:: RECORDS TO USE ::
════

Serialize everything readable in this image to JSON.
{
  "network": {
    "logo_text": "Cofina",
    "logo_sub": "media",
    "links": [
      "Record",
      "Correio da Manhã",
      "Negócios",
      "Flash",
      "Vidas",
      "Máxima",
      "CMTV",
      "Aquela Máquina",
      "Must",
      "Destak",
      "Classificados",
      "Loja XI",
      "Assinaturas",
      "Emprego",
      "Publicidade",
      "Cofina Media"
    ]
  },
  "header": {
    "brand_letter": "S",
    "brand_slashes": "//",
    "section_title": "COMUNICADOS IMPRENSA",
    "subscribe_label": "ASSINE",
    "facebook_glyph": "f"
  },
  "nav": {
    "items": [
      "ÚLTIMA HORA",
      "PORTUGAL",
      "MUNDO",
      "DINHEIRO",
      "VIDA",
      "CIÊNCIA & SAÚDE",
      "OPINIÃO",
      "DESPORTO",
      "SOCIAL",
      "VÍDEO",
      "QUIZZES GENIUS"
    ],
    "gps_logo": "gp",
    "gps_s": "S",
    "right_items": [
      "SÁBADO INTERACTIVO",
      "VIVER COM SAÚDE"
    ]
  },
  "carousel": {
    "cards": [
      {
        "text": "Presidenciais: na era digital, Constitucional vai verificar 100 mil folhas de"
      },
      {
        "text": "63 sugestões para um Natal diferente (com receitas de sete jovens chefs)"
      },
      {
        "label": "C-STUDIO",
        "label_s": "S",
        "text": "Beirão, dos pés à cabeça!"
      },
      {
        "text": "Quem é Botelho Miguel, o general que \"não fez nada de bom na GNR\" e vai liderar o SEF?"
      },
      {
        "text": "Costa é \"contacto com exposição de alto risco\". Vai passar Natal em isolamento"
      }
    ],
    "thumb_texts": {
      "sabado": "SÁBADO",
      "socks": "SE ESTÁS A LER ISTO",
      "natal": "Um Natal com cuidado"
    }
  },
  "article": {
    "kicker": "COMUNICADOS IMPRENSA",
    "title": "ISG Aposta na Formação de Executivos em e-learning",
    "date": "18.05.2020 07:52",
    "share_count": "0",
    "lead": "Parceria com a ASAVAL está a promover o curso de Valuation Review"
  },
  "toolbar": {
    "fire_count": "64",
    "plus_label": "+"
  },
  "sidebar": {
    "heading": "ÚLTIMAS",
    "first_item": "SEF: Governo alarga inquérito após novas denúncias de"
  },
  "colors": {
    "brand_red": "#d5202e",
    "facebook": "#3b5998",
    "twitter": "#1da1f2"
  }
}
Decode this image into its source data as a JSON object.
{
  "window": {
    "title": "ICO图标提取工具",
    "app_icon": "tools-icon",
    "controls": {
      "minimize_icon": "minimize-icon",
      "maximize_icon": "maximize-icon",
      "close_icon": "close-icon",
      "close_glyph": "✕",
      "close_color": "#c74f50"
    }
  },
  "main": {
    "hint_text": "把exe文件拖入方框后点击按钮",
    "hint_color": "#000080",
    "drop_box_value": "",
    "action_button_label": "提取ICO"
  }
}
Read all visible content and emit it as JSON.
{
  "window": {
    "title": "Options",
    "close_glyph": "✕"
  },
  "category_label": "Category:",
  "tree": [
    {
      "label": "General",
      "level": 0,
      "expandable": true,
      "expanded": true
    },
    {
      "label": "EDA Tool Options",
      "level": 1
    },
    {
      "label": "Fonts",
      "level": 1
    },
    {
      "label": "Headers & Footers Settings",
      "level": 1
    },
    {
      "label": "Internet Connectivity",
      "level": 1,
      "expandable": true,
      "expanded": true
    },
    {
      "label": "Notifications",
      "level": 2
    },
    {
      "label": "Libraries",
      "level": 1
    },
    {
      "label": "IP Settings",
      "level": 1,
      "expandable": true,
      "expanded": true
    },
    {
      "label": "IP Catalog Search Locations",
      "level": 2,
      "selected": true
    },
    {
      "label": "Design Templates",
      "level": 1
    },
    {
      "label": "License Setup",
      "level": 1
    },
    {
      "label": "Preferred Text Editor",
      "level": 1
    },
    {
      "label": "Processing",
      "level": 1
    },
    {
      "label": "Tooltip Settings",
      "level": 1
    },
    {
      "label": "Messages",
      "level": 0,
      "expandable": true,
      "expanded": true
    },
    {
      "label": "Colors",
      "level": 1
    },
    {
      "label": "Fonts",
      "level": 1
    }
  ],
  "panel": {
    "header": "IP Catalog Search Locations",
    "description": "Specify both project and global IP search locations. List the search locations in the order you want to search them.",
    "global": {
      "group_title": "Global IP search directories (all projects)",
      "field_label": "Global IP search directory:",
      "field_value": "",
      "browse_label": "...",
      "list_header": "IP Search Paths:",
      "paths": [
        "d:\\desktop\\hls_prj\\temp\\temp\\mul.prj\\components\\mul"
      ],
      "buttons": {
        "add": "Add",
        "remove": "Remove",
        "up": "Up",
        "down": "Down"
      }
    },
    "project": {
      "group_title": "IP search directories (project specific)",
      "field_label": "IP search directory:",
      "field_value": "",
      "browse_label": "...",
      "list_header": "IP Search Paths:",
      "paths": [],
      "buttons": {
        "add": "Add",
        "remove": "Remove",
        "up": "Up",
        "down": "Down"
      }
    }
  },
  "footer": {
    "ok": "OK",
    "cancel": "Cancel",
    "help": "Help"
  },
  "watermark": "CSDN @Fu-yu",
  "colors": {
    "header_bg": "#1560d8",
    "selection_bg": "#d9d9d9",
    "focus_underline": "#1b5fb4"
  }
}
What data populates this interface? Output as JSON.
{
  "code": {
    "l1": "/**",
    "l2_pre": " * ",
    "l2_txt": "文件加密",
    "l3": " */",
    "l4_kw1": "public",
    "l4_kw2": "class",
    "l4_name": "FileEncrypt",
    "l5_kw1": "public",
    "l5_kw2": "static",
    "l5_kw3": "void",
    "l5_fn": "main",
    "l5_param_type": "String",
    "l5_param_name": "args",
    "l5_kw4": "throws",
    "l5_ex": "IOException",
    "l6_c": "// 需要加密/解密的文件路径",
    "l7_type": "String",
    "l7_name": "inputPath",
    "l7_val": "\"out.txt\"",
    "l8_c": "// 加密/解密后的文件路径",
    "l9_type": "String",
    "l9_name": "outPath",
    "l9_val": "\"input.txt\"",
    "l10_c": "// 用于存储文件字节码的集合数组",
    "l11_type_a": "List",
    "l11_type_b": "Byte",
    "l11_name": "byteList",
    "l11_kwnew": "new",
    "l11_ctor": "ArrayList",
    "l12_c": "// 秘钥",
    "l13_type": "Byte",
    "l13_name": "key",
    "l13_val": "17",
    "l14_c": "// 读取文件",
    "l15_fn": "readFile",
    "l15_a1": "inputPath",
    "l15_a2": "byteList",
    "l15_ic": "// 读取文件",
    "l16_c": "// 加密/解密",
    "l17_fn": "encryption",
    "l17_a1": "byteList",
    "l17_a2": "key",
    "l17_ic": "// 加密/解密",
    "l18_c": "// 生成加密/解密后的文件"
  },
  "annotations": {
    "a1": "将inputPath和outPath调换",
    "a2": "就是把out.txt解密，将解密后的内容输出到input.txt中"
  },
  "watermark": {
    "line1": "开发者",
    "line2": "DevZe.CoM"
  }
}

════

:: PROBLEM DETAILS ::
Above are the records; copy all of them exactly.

:: EXERCISE RESPONSE ::
Serialize everything readable in this image to JSON.
{
  "network": {
    "logo_text": "Cofina",
    "logo_sub": "media",
    "links": [
      "Record",
      "Correio da Manhã",
      "Negócios",
      "Flash",
      "Vidas",
      "Máxima",
      "CMTV",
      "Aquela Máquina",
      "Must",
      "Destak",
      "Classificados",
      "Loja XI",
      "Assinaturas",
      "Emprego",
      "Publicidade",
      "Cofina Media"
    ]
  },
  "header": {
    "brand_letter": "S",
    "brand_slashes": "//",
    "section_title": "COMUNICADOS IMPRENSA",
    "subscribe_label": "ASSINE",
    "facebook_glyph": "f"
  },
  "nav": {
    "items": [
      "ÚLTIMA HORA",
      "PORTUGAL",
      "MUNDO",
      "DINHEIRO",
      "VIDA",
      "CIÊNCIA & SAÚDE",
      "OPINIÃO",
      "DESPORTO",
      "SOCIAL",
      "VÍDEO",
      "QUIZZES GENIUS"
    ],
    "gps_logo": "gp",
    "gps_s": "S",
    "right_items": [
      "SÁBADO INTERACTIVO",
      "VIVER COM SAÚDE"
    ]
  },
  "carousel": {
    "cards": [
      {
        "text": "Presidenciais: na era digital, Constitucional vai verificar 100 mil folhas de"
      },
      {
        "text": "63 sugestões para um Natal diferente (com receitas de sete jovens chefs)"
      },
      {
        "label": "C-STUDIO",
        "label_s": "S",
        "text": "Beirão, dos pés à cabeça!"
      },
      {
        "text": "Quem é Botelho Miguel, o general que \"não fez nada de bom na GNR\" e vai liderar o SEF?"
      },
      {
        "text": "Costa é \"contacto com exposição de alto risco\". Vai passar Natal em isolamento"
      }
    ],
    "thumb_texts": {
      "sabado": "SÁBADO",
      "socks": "SE ESTÁS A LER ISTO",
      "natal": "Um Natal com cuidado"
    }
  },
  "article": {
    "kicker": "COMUNICADOS IMPRENSA",
    "title": "ISG Aposta na Formação de Executivos em e-learning",
    "date": "18.05.2020 07:52",
    "share_count": "0",
    "lead": "Parceria com a ASAVAL está a promover o curso de Valuation Review"
  },
  "toolbar": {
    "fire_count": "64",
    "plus_label": "+"
  },
  "sidebar": {
    "heading": "ÚLTIMAS",
    "first_item": "SEF: Governo alarga inquérito após novas denúncias de"
  },
  "colors": {
    "brand_red": "#d5202e",
    "facebook": "#3b5998",
    "twitter": "#1da1f2"
  }
}
Decode this image into its source data as a JSON object.
{
  "window": {
    "title": "ICO图标提取工具",
    "app_icon": "tools-icon",
    "controls": {
      "minimize_icon": "minimize-icon",
      "maximize_icon": "maximize-icon",
      "close_icon": "close-icon",
      "close_glyph": "✕",
      "close_color": "#c74f50"
    }
  },
  "main": {
    "hint_text": "把exe文件拖入方框后点击按钮",
    "hint_color": "#000080",
    "drop_box_value": "",
    "action_button_label": "提取ICO"
  }
}
Read all visible content and emit it as JSON.
{
  "window": {
    "title": "Options",
    "close_glyph": "✕"
  },
  "category_label": "Category:",
  "tree": [
    {
      "label": "General",
      "level": 0,
      "expandable": true,
      "expanded": true
    },
    {
      "label": "EDA Tool Options",
      "level": 1
    },
    {
      "label": "Fonts",
      "level": 1
    },
    {
      "label": "Headers & Footers Settings",
      "level": 1
    },
    {
      "label": "Internet Connectivity",
      "level": 1,
      "expandable": true,
      "expanded": true
    },
    {
      "label": "Notifications",
      "level": 2
    },
    {
      "label": "Libraries",
      "level": 1
    },
    {
      "label": "IP Settings",
      "level": 1,
      "expandable": true,
      "expanded": true
    },
    {
      "label": "IP Catalog Search Locations",
      "level": 2,
      "selected": true
    },
    {
      "label": "Design Templates",
      "level": 1
    },
    {
      "label": "License Setup",
      "level": 1
    },
    {
      "label": "Preferred Text Editor",
      "level": 1
    },
    {
      "label": "Processing",
      "level": 1
    },
    {
      "label": "Tooltip Settings",
      "level": 1
    },
    {
      "label": "Messages",
      "level": 0,
      "expandable": true,
      "expanded": true
    },
    {
      "label": "Colors",
      "level": 1
    },
    {
      "label": "Fonts",
      "level": 1
    }
  ],
  "panel": {
    "header": "IP Catalog Search Locations",
    "description": "Specify both project and global IP search locations. List the search locations in the order you want to search them.",
    "global": {
      "group_title": "Global IP search directories (all projects)",
      "field_label": "Global IP search directory:",
      "field_value": "",
      "browse_label": "...",
      "list_header": "IP Search Paths:",
      "paths": [
        "d:\\desktop\\hls_prj\\temp\\temp\\mul.prj\\components\\mul"
      ],
      "buttons": {
        "add": "Add",
        "remove": "Remove",
        "up": "Up",
        "down": "Down"
      }
    },
    "project": {
      "group_title": "IP search directories (project specific)",
      "field_label": "IP search directory:",
      "field_value": "",
      "browse_label": "...",
      "list_header": "IP Search Paths:",
      "paths": [],
      "buttons": {
        "add": "Add",
        "remove": "Remove",
        "up": "Up",
        "down": "Down"
      }
    }
  },
  "footer": {
    "ok": "OK",
    "cancel": "Cancel",
    "help": "Help"
  },
  "watermark": "CSDN @Fu-yu",
  "colors": {
    "header_bg": "#1560d8",
    "selection_bg": "#d9d9d9",
    "focus_underline": "#1b5fb4"
  }
}
What data populates this interface? Output as JSON.
{
  "code": {
    "l1": "/**",
    "l2_pre": " * ",
    "l2_txt": "文件加密",
    "l3": " */",
    "l4_kw1": "public",
    "l4_kw2": "class",
    "l4_name": "FileEncrypt",
    "l5_kw1": "public",
    "l5_kw2": "static",
    "l5_kw3": "void",
    "l5_fn": "main",
    "l5_param_type": "String",
    "l5_param_name": "args",
    "l5_kw4": "throws",
    "l5_ex": "IOException",
    "l6_c": "// 需要加密/解密的文件路径",
    "l7_type": "String",
    "l7_name": "inputPath",
    "l7_val": "\"out.txt\"",
    "l8_c": "// 加密/解密后的文件路径",
    "l9_type": "String",
    "l9_name": "outPath",
    "l9_val": "\"input.txt\"",
    "l10_c": "// 用于存储文件字节码的集合数组",
    "l11_type_a": "List",
    "l11_type_b": "Byte",
    "l11_name": "byteList",
    "l11_kwnew": "new",
    "l11_ctor": "ArrayList",
    "l12_c": "// 秘钥",
    "l13_type": "Byte",
    "l13_name": "key",
    "l13_val": "17",
    "l14_c": "// 读取文件",
    "l15_fn": "readFile",
    "l15_a1": "inputPath",
    "l15_a2": "byteList",
    "l15_ic": "// 读取文件",
    "l16_c": "// 加密/解密",
    "l17_fn": "encryption",
    "l17_a1": "byteList",
    "l17_a2": "key",
    "l17_ic": "// 加密/解密",
    "l18_c": "// 生成加密/解密后的文件"
  },
  "annotations": {
    "a1": "将inputPath和outPath调换",
    "a2": "就是把out.txt解密，将解密后的内容输出到input.txt中"
  },
  "watermark": {
    "line1": "开发者",
    "line2": "DevZe.CoM"
  }
}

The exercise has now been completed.